# Work to complete
What lines of the data below hold "JSON"? Show them.
_ _ _ _ _
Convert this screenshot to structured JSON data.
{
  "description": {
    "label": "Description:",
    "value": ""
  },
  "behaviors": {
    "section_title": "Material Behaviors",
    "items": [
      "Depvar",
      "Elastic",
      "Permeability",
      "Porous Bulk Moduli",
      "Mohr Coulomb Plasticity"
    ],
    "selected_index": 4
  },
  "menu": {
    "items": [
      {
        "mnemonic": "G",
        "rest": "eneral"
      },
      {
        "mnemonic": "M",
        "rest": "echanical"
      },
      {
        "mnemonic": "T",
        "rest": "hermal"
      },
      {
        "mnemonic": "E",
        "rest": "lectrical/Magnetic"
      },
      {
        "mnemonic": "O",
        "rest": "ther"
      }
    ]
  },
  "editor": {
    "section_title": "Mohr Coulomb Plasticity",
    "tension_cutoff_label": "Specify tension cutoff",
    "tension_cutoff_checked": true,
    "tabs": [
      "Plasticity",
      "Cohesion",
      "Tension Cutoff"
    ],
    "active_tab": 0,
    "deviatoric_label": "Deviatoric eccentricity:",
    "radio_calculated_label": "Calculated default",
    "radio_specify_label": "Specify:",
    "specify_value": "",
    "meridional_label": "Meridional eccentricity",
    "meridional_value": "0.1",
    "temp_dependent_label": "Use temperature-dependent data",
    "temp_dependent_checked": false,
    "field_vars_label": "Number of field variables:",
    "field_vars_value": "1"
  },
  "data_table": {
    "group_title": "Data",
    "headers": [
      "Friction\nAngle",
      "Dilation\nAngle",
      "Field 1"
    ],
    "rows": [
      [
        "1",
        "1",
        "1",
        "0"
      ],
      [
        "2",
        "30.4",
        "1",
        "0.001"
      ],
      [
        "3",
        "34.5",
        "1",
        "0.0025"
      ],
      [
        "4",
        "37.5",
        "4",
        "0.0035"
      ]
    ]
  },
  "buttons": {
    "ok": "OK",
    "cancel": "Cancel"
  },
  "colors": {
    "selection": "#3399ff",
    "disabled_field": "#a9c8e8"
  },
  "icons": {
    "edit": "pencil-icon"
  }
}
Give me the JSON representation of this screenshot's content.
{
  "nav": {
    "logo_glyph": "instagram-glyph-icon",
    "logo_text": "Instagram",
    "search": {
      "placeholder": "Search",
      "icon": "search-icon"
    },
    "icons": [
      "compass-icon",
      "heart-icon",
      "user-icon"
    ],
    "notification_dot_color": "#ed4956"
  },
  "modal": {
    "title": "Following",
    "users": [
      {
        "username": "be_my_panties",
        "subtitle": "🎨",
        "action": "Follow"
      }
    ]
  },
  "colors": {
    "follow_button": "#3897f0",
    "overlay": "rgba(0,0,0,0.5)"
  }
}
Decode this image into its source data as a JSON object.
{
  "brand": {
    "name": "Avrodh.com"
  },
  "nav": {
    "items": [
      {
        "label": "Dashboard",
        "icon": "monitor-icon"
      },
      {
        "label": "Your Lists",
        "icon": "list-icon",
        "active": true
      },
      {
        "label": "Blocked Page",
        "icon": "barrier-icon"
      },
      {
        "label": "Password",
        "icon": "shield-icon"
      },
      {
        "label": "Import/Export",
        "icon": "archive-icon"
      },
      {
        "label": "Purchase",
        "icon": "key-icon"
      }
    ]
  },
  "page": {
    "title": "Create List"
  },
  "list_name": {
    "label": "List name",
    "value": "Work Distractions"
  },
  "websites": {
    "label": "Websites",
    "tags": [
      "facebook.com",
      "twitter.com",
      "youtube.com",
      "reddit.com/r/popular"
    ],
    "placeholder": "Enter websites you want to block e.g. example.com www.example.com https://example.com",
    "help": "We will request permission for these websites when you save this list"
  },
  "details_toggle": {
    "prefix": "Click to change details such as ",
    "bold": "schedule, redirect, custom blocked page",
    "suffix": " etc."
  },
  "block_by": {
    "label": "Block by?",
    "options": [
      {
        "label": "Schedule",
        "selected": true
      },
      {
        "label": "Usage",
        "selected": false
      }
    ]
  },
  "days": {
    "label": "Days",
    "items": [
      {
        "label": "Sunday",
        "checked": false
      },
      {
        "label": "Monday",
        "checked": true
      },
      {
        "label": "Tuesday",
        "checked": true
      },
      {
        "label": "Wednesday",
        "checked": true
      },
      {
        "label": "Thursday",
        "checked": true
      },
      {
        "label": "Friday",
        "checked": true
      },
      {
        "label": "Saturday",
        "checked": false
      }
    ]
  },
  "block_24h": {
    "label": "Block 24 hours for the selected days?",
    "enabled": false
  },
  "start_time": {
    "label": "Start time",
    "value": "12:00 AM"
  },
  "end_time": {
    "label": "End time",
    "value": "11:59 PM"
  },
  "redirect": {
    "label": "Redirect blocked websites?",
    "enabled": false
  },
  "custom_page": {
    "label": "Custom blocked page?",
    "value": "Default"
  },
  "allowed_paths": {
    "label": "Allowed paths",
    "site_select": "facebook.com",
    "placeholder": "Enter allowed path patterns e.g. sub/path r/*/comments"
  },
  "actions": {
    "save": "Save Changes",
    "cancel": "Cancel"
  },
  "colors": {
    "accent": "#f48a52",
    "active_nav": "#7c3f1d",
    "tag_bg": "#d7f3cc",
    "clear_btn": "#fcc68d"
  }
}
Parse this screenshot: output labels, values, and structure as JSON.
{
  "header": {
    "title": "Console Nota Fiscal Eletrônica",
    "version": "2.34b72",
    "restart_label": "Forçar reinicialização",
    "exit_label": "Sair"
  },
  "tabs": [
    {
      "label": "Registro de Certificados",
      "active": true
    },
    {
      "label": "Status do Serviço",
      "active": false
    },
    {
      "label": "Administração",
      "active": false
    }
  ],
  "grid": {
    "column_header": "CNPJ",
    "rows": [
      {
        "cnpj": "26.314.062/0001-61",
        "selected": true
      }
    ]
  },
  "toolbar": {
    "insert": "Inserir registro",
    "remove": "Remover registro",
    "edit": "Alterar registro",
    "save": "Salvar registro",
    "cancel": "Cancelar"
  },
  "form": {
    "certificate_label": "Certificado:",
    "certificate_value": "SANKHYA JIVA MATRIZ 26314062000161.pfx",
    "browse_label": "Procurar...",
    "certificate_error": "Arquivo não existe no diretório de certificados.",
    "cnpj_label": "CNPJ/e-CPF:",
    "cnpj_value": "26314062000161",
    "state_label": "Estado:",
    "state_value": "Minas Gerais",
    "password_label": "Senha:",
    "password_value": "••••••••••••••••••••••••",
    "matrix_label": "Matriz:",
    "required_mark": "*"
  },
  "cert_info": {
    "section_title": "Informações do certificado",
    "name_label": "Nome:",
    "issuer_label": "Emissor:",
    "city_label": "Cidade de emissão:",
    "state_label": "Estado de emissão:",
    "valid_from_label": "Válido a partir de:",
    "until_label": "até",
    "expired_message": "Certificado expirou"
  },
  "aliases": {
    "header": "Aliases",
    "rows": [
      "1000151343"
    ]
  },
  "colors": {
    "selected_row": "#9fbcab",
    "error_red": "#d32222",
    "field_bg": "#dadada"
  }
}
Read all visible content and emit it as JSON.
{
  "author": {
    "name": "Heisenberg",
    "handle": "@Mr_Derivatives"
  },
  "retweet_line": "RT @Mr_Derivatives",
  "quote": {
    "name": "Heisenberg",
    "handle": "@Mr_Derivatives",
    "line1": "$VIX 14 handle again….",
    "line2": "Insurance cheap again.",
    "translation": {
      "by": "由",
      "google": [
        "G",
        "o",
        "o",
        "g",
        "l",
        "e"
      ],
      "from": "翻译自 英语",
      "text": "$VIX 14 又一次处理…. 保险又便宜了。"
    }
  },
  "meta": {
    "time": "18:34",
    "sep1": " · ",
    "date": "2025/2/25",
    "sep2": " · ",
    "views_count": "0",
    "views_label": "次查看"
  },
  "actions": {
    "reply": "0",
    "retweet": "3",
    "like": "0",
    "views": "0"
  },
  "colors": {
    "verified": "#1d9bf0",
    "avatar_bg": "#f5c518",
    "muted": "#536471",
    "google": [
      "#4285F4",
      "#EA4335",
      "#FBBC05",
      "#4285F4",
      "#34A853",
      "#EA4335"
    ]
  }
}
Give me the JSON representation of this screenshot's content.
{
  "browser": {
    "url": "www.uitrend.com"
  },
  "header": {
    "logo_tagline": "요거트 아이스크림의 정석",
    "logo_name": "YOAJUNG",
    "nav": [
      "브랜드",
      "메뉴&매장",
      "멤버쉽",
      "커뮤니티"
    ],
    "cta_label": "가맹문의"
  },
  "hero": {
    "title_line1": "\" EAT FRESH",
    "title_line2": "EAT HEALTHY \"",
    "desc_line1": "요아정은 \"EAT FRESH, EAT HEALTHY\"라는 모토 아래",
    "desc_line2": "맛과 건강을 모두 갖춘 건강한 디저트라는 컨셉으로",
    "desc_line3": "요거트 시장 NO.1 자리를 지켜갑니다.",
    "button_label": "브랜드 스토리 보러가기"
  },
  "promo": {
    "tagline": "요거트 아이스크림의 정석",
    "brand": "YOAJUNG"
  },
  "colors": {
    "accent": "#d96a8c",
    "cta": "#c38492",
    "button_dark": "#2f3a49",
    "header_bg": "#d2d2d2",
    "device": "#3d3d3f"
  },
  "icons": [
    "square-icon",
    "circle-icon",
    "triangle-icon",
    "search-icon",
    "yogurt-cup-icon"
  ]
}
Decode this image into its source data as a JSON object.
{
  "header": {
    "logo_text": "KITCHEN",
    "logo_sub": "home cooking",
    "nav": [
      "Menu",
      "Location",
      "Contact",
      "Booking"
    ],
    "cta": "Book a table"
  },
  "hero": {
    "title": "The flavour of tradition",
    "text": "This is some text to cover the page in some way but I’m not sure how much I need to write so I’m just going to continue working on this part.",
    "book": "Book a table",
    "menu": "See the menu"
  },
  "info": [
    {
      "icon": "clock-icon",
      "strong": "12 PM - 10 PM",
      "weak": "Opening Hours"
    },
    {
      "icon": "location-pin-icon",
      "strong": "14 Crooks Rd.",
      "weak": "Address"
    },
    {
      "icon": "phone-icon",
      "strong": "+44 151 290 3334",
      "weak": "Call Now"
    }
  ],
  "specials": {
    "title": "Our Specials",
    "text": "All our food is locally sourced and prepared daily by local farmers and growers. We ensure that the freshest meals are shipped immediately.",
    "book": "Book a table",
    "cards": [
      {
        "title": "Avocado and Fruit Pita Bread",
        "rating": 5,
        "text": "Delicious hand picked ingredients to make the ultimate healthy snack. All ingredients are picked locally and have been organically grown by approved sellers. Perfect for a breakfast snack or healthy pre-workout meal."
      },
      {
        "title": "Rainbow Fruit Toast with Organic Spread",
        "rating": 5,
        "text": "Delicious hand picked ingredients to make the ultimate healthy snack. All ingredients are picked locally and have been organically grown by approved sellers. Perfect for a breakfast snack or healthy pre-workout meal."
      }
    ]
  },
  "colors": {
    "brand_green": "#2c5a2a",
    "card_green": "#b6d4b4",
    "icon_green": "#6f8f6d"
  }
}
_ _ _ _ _
# Expected answer
Convert this screenshot to structured JSON data.
Give me the JSON representation of this screenshot's content.
Decode this image into its source data as a JSON object.
Parse this screenshot: output labels, values, and structure as JSON.
Read all visible content and emit it as JSON.
Give me the JSON representation of this screenshot's content.
Decode this image into its source data as a JSON object.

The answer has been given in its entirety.